"That would be a little bit because of me," Dr. Sandra Amass said. Dr. Amass is Associate Dean, Purdue University School of Veterinary Sciences in Indiana.  She specializes in swine production medicine and biosecurity measures that farmers use to protect their animals from infection.

"If people that work on the farm are showing signs of a disease like influenza that could potentially be spread to pigs, we don't want them handling pigs directly.  We don't like having visitors on the farm that may have had contact with other animals or may have been in other countries where they contacted other animals that might have diseases which are not in the United States," she stated.

Most hog farmers across the United States already had biosecurity measures in place before the latest outbreak.  The measures also help keep other disease and illnesses away from the animals.

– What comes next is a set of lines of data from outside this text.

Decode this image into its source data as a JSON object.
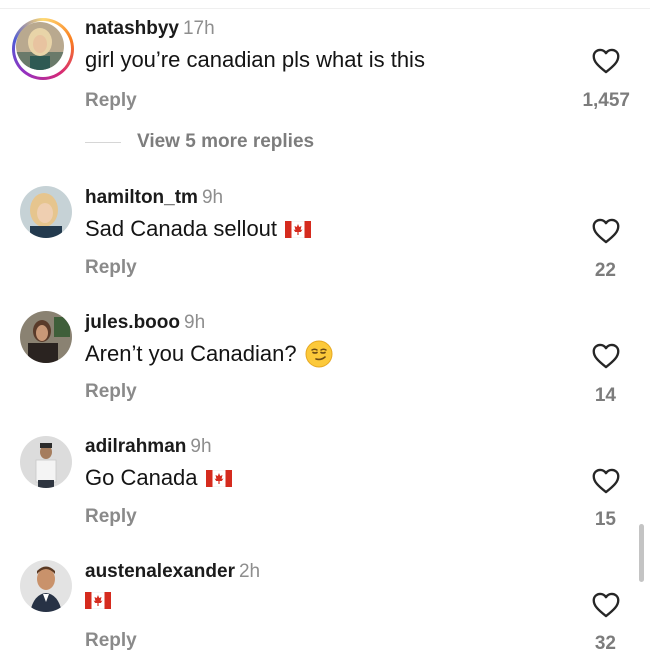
{
  "comments": [
    {
      "username": "natashbyy",
      "time": "17h",
      "text": "girl you’re canadian pls what is this",
      "emoji": "",
      "reply": "Reply",
      "likes": "1,457",
      "story_ring": true
    },
    {
      "username": "hamilton_tm",
      "time": "9h",
      "text": "Sad Canada sellout",
      "emoji": "canada-flag",
      "reply": "Reply",
      "likes": "22"
    },
    {
      "username": "jules.booo",
      "time": "9h",
      "text": "Aren’t you Canadian?",
      "emoji": "smirking-face",
      "reply": "Reply",
      "likes": "14"
    },
    {
      "username": "adilrahman",
      "time": "9h",
      "text": "Go Canada",
      "emoji": "canada-flag",
      "reply": "Reply",
      "likes": "15"
    },
    {
      "username": "austenalexander",
      "time": "2h",
      "text": "",
      "emoji": "canada-flag",
      "reply": "Reply",
      "likes": "32"
    }
  ],
  "view_more_replies": "View 5 more replies",
  "colors": {
    "heart_stroke": "#262626",
    "muted": "#8e8e8e",
    "flag_red": "#d52b1e"
  }
}
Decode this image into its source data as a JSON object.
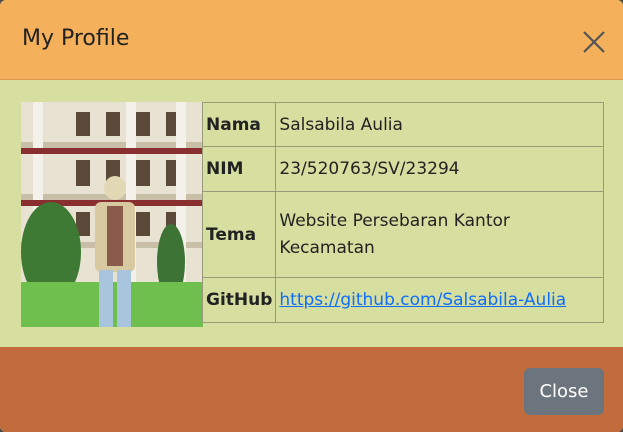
{
  "modal": {
    "title": "My Profile",
    "close_icon": "close-icon"
  },
  "profile": {
    "photo_alt": "profile-photo",
    "rows": [
      {
        "key": "Nama",
        "value": "Salsabila Aulia"
      },
      {
        "key": "NIM",
        "value": "23/520763/SV/23294"
      },
      {
        "key": "Tema",
        "value": "Website Persebaran Kantor Kecamatan"
      },
      {
        "key": "GitHub",
        "value": "https://github.com/Salsabila-Aulia"
      }
    ]
  },
  "footer": {
    "close_label": "Close"
  },
  "colors": {
    "header": "#f4b05b",
    "body": "#d7dfa0",
    "footer": "#c26b3c",
    "button": "#6c757d",
    "link": "#0d6efd"
  }
}
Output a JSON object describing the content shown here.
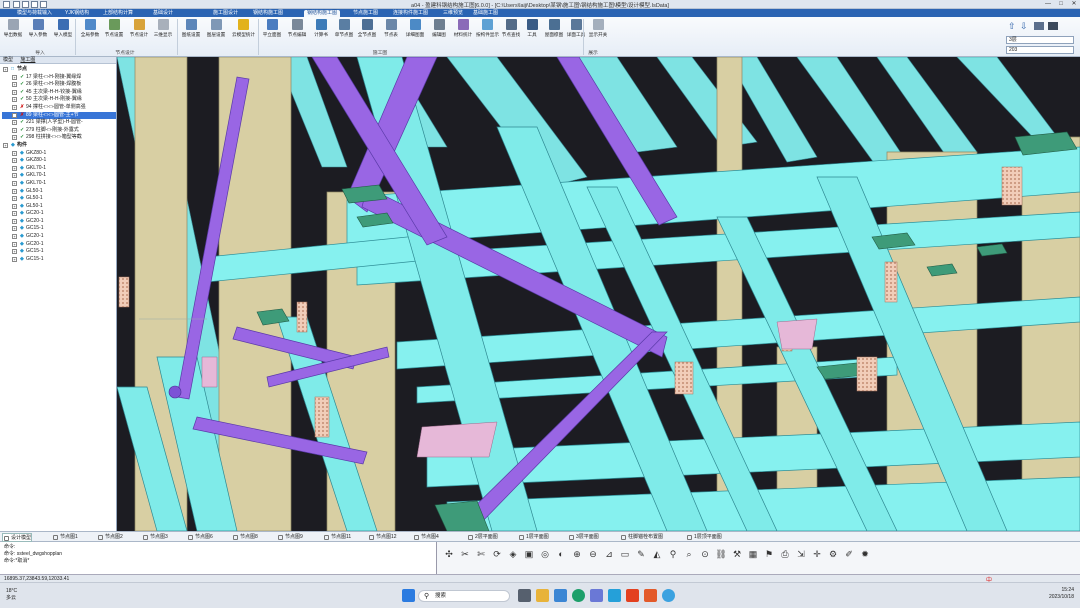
{
  "window": {
    "title": "a04 - 盈建科钢结构施工图[6.0.0] - [C:\\Users\\laiji\\Desktop\\某钢\\施工图\\钢结构施工图\\模型\\设计模型.IsData]",
    "minimize": "—",
    "maximize": "□",
    "close": "✕"
  },
  "ribbon_tabs": [
    "模型与荷载输入",
    "YJK钢结构",
    "上部结构计算",
    "基础设计",
    "施工图设计",
    "钢结构施工图",
    "钢结构施工图",
    "节点施工图",
    "连接构件施工图",
    "三维预览",
    "基础施工图"
  ],
  "active_tab_index": 6,
  "ribbon": {
    "buttons": [
      {
        "label": "导出数据",
        "icon": "export-icon",
        "color": "#9aa5b4"
      },
      {
        "label": "导入参数",
        "icon": "import-params-icon",
        "color": "#5a7fb8"
      },
      {
        "label": "导入模型",
        "icon": "import-model-icon",
        "color": "#3b6db3"
      },
      {
        "label": "全局参数",
        "icon": "global-params-icon",
        "color": "#4f89c9"
      },
      {
        "label": "节点设置",
        "icon": "node-settings-icon",
        "color": "#6a9a5b"
      },
      {
        "label": "节点设计",
        "icon": "node-design-icon",
        "color": "#d8a33a"
      },
      {
        "label": "三维显示",
        "icon": "3d-display-icon",
        "color": "#a8b0bb"
      },
      {
        "label": "图纸设置",
        "icon": "drawing-settings-icon",
        "color": "#5c86b9"
      },
      {
        "label": "图层设置",
        "icon": "layer-settings-icon",
        "color": "#7f98b6"
      },
      {
        "label": "云模型统计",
        "icon": "cloud-stats-icon",
        "color": "#e2b21c"
      },
      {
        "label": "平立面图",
        "icon": "plan-elevation-icon",
        "color": "#4a7cc0"
      },
      {
        "label": "节点编辑",
        "icon": "node-edit-icon",
        "color": "#7a8899"
      },
      {
        "label": "计算书",
        "icon": "calc-book-icon",
        "color": "#3d7bb8"
      },
      {
        "label": "单节点图",
        "icon": "single-node-icon",
        "color": "#5a7ea3"
      },
      {
        "label": "全节点图",
        "icon": "all-nodes-icon",
        "color": "#4d6f95"
      },
      {
        "label": "节点表",
        "icon": "node-table-icon",
        "color": "#6b87a8"
      },
      {
        "label": "详细图面",
        "icon": "detail-view-icon",
        "color": "#4c8ac6"
      },
      {
        "label": "编辑图",
        "icon": "edit-drawing-icon",
        "color": "#6e7f91"
      },
      {
        "label": "材料统计",
        "icon": "material-stats-icon",
        "color": "#8b6bb8"
      },
      {
        "label": "按构件显示",
        "icon": "by-member-icon",
        "color": "#5ea1d4"
      },
      {
        "label": "节点查找",
        "icon": "node-search-icon",
        "color": "#536b88"
      },
      {
        "label": "工具",
        "icon": "tools-icon",
        "color": "#3a5c86"
      },
      {
        "label": "屋面檩图",
        "icon": "roof-purlin-icon",
        "color": "#4b6f93"
      },
      {
        "label": "详面工具",
        "icon": "detail-tools-icon",
        "color": "#5b7899"
      },
      {
        "label": "显示开关",
        "icon": "display-switch-icon",
        "color": "#a4afbd"
      }
    ],
    "groups": [
      "导入",
      "节点设计",
      "施工图",
      "展示"
    ],
    "right_controls": {
      "floor": "3层",
      "number": "203",
      "up": "⇧",
      "down": "⇩"
    }
  },
  "left_panel": {
    "tabs": [
      "模型",
      "施工图"
    ],
    "tree": [
      {
        "level": 0,
        "mark": "□",
        "text": "节点",
        "bold": true
      },
      {
        "level": 1,
        "mark": "✓",
        "text": "17 梁柱-□-H-刚接-翼缘焊"
      },
      {
        "level": 1,
        "mark": "✓",
        "text": "26 梁柱-□-H-刚接-焊腹板"
      },
      {
        "level": 1,
        "mark": "✓",
        "text": "45 主次梁-H-H-铰接-翼缘"
      },
      {
        "level": 1,
        "mark": "✓",
        "text": "50 主次梁-H-H-刚接-翼缘"
      },
      {
        "level": 1,
        "mark": "✗",
        "text": "94 撑柱-□-□-圆管-单侧高强"
      },
      {
        "level": 1,
        "mark": "✗",
        "text": "89 梁柱-□-□-圆管-主+节",
        "selected": true
      },
      {
        "level": 1,
        "mark": "✓",
        "text": "221 梁撑(人字型)-H-圆管-"
      },
      {
        "level": 1,
        "mark": "✓",
        "text": "279 柱脚-□-刚接-外露式"
      },
      {
        "level": 1,
        "mark": "✓",
        "text": "298 柱拼接-□-□-箱型等截"
      },
      {
        "level": 0,
        "mark": "◆",
        "text": "构件",
        "bold": true
      },
      {
        "level": 1,
        "mark": "◆",
        "text": "GKZ80-1"
      },
      {
        "level": 1,
        "mark": "◆",
        "text": "GKZ80-1"
      },
      {
        "level": 1,
        "mark": "◆",
        "text": "GKL70-1"
      },
      {
        "level": 1,
        "mark": "◆",
        "text": "GKL70-1"
      },
      {
        "level": 1,
        "mark": "◆",
        "text": "GKL70-1"
      },
      {
        "level": 1,
        "mark": "◆",
        "text": "GL50-1"
      },
      {
        "level": 1,
        "mark": "◆",
        "text": "GL50-1"
      },
      {
        "level": 1,
        "mark": "◆",
        "text": "GL50-1"
      },
      {
        "level": 1,
        "mark": "◆",
        "text": "GC20-1"
      },
      {
        "level": 1,
        "mark": "◆",
        "text": "GC20-1"
      },
      {
        "level": 1,
        "mark": "◆",
        "text": "GC15-1"
      },
      {
        "level": 1,
        "mark": "◆",
        "text": "GC20-1"
      },
      {
        "level": 1,
        "mark": "◆",
        "text": "GC20-1"
      },
      {
        "level": 1,
        "mark": "◆",
        "text": "GC15-1"
      },
      {
        "level": 1,
        "mark": "◆",
        "text": "GC15-1"
      }
    ]
  },
  "bottom_tabs": [
    "设计模型",
    "节点图1",
    "节点图2",
    "节点图3",
    "节点图6",
    "节点图8",
    "节点图9",
    "节点图11",
    "节点图12",
    "节点图4",
    "2层平面图",
    "1层平面图",
    "3层平面图",
    "柱脚锚栓布置图",
    "1层顶平面图"
  ],
  "active_bottom_tab": 0,
  "command": {
    "lines": [
      "命令:",
      "命令: ssteel_dwgshopplan",
      "命令:*取消*"
    ]
  },
  "status": {
    "coords": "16895.37,23843.59,12033.41"
  },
  "taskbar": {
    "weather_temp": "18°C",
    "weather_text": "多云",
    "search_placeholder": "搜索",
    "time": "15:24",
    "date": "2023/10/18",
    "ime": "中"
  },
  "colors": {
    "steel_cyan": "#84f0ee",
    "brace_purple": "#9a68e6",
    "column_tan": "#d6cda1",
    "plate_green": "#3f9c7a",
    "bolt_plate": "#efc9b8",
    "background": "#1c1c22"
  }
}
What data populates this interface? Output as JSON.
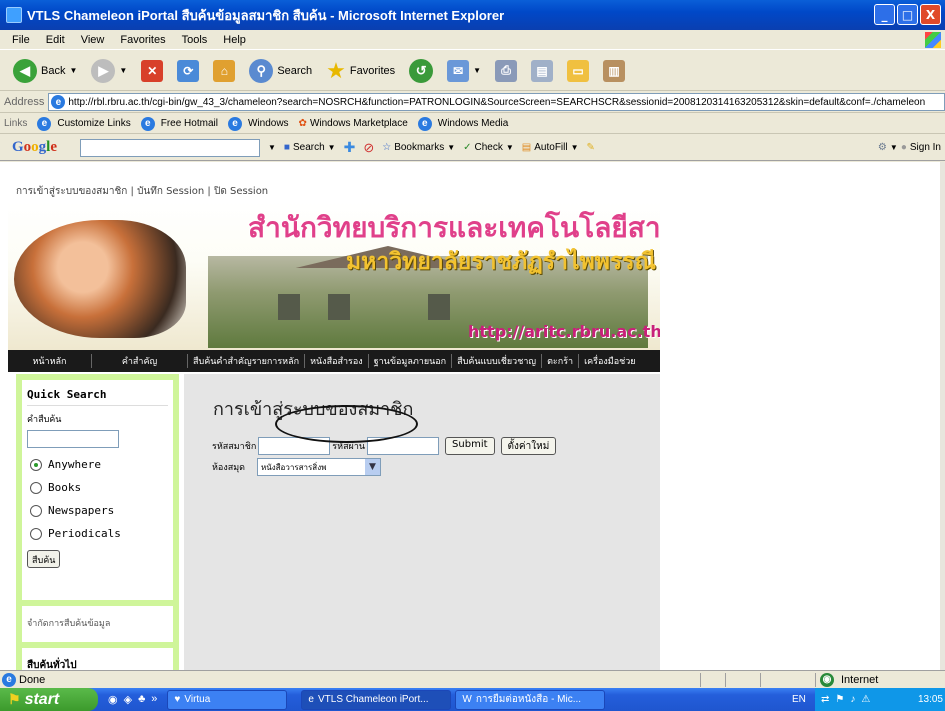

Location is also another way farmers like Scholl can be sure the animals are healthy. "There isn't another hog farm within probably five or six miles [eight or nine kilometers] from us, so we have limited access that way too," he said.

That limited access has so far kept his investment safe and healthy, as well as other pig farms in the United States.  Pork producers as well as veterinarians insist that pork products are safe to eat.

But with the first case of H1N1 swine flu now reported on a hog farm in Alberta Canada, farmers could see continuing drops in hog prices as confidence in the safety of pork products continues to decline.